TASK BRIEF: Although the records include pictures, print only the rest, exactly as written.

···

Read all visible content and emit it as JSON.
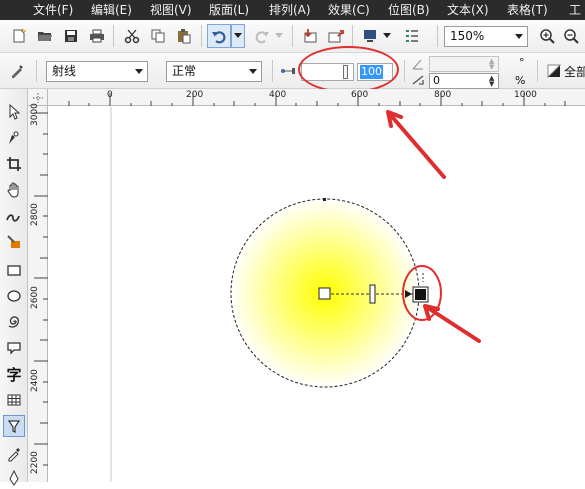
{
  "menu": [
    "文件(F)",
    "编辑(E)",
    "视图(V)",
    "版面(L)",
    "排列(A)",
    "效果(C)",
    "位图(B)",
    "文本(X)",
    "表格(T)",
    "工"
  ],
  "toolbar": {
    "zoom_value": "150%"
  },
  "property_bar": {
    "fill_type": "射线",
    "merge_mode": "正常",
    "midpoint_value": "100",
    "angle_value": "",
    "angle_unit": "°",
    "edge_pad_value": "0",
    "edge_pad_unit": "%",
    "all_label": "全部"
  },
  "ruler_top": [
    "0",
    "200",
    "400",
    "600",
    "800",
    "1000"
  ],
  "ruler_left": [
    "3000",
    "2800",
    "2600",
    "2400",
    "2200"
  ],
  "colors": {
    "fill_center": "#ffff00",
    "fill_edge": "#ffffff",
    "annotation": "#e02e2e"
  },
  "tool_icons": [
    "pick-tool-icon",
    "shape-tool-icon",
    "crop-tool-icon",
    "pan-tool-icon",
    "freehand-tool-icon",
    "smart-fill-tool-icon",
    "rectangle-tool-icon",
    "ellipse-tool-icon",
    "spiral-tool-icon",
    "callout-tool-icon",
    "text-tool-icon",
    "table-tool-icon",
    "interactive-fill-tool-icon",
    "eyedropper-tool-icon",
    "outline-pen-tool-icon"
  ]
}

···

TASK RESPONSE:
Read all visible content and emit it as JSON.
{
  "menu": [
    "文件(F)",
    "编辑(E)",
    "视图(V)",
    "版面(L)",
    "排列(A)",
    "效果(C)",
    "位图(B)",
    "文本(X)",
    "表格(T)",
    "工"
  ],
  "toolbar": {
    "zoom_value": "150%"
  },
  "property_bar": {
    "fill_type": "射线",
    "merge_mode": "正常",
    "midpoint_value": "100",
    "angle_value": "",
    "angle_unit": "°",
    "edge_pad_value": "0",
    "edge_pad_unit": "%",
    "all_label": "全部"
  },
  "ruler_top": [
    "0",
    "200",
    "400",
    "600",
    "800",
    "1000"
  ],
  "ruler_left": [
    "3000",
    "2800",
    "2600",
    "2400",
    "2200"
  ],
  "colors": {
    "fill_center": "#ffff00",
    "fill_edge": "#ffffff",
    "annotation": "#e02e2e"
  },
  "tool_icons": [
    "pick-tool-icon",
    "shape-tool-icon",
    "crop-tool-icon",
    "pan-tool-icon",
    "freehand-tool-icon",
    "smart-fill-tool-icon",
    "rectangle-tool-icon",
    "ellipse-tool-icon",
    "spiral-tool-icon",
    "callout-tool-icon",
    "text-tool-icon",
    "table-tool-icon",
    "interactive-fill-tool-icon",
    "eyedropper-tool-icon",
    "outline-pen-tool-icon"
  ]
}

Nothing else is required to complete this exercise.